Undocumented immigrants are hitting the road, openly declaring their immigration status and calling for an end to anti-immigrant attacks—and they’re starting in the Arizona, home to anti-immigrant state law SB 1070.
This weekend Miguel Guerra, Natally Cruz, Leticia Ramirez and Isela Meraz begin their trip across the U.S. and end in Charlotte, North Carolina, just in time for the Democratic National Convention in September. All four activists are members of Puente, a Phoenix, Arizona-based human rights organization, and will be joined by dozens of others on the tour. They’re calling it the No Papers No Fear Ride for Justice.
“I’m getting on the bus because I’m tired of living in fear and knew I had to be part of making a change,” Ramirez said in a statement. “We’ll share with everyone what we’ve learned in Phoenix and get the immigrant community together across the country. If you see what happened to us knowing our rights, going in, and getting out of jail you can see that we’re safer when we’re organized. We hope that it will be a good impact and to educate people who don’t know our real lives.”

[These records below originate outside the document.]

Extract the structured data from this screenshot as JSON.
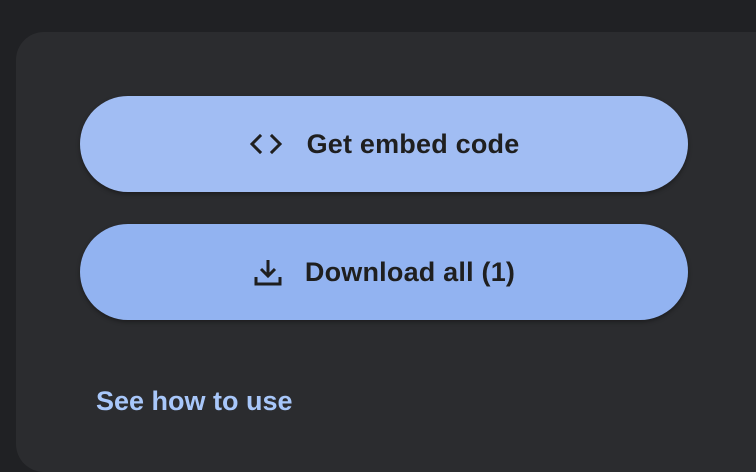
{
  "actions": {
    "embed_label": "Get embed code",
    "embed_icon": "code-icon",
    "download_label": "Download all (1)",
    "download_icon": "download-icon"
  },
  "help": {
    "link_label": "See how to use"
  },
  "colors": {
    "embed_button": "#a1bdf3",
    "download_button": "#92b3f1",
    "link": "#a8c7fa",
    "panel": "#2b2c2f",
    "background": "#202124"
  }
}
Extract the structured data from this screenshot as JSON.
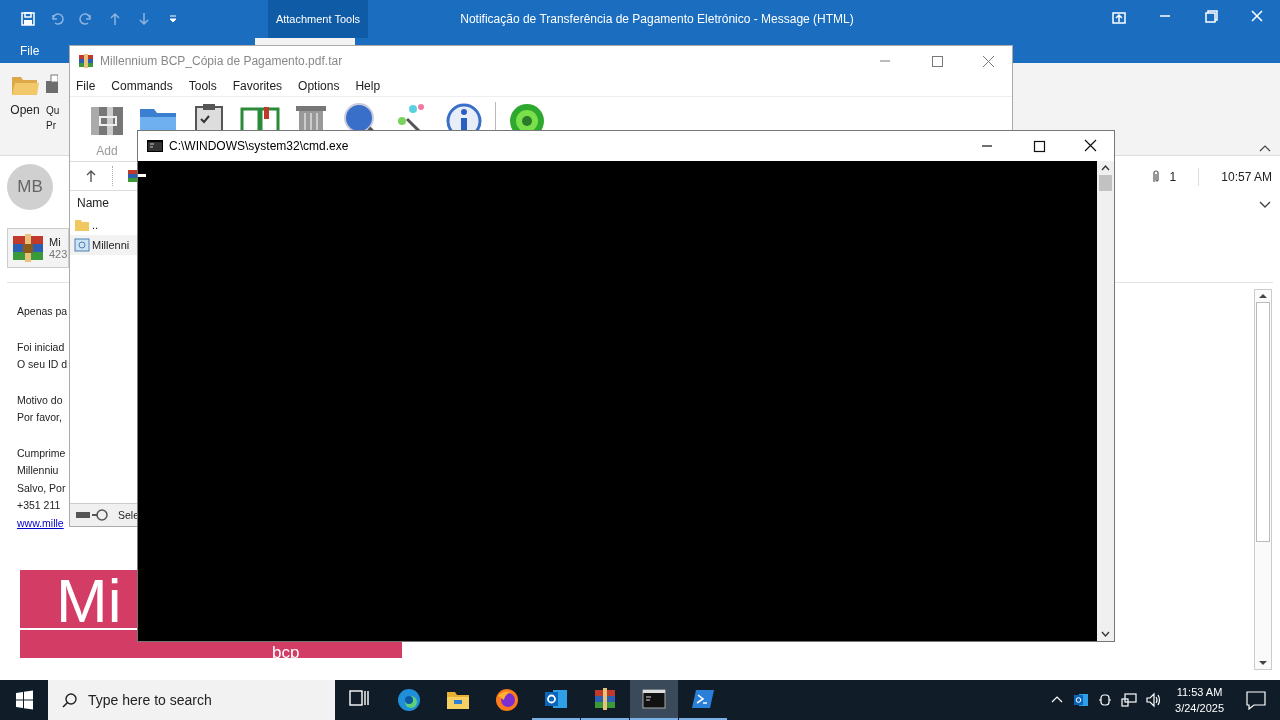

Ramirez and the three activists were released from jail earlier this week after declaring their status and taking over an intersection in Phoenix, Arizona outside Maricopa County Sheriff Joe Arpaio’s civil trial. Ramirez, Cruz, Meraz and Guerra were arrested. Guerra was placed into deportation proceedings. Because they are undocumented, such civil disobedience actions come with the risk of possible deportation.
They say that they don’t want to be cowed by fear any longer, and that their six-week tour across the U.S. will be their effort to encourage other undocumented immigrants to let go of their fear. “I was part of our civil disobedience because I want to open the eyes of my community and I want all of us to have the same courage I found to come out of the shadows and stop living in fear,” Ramirez said.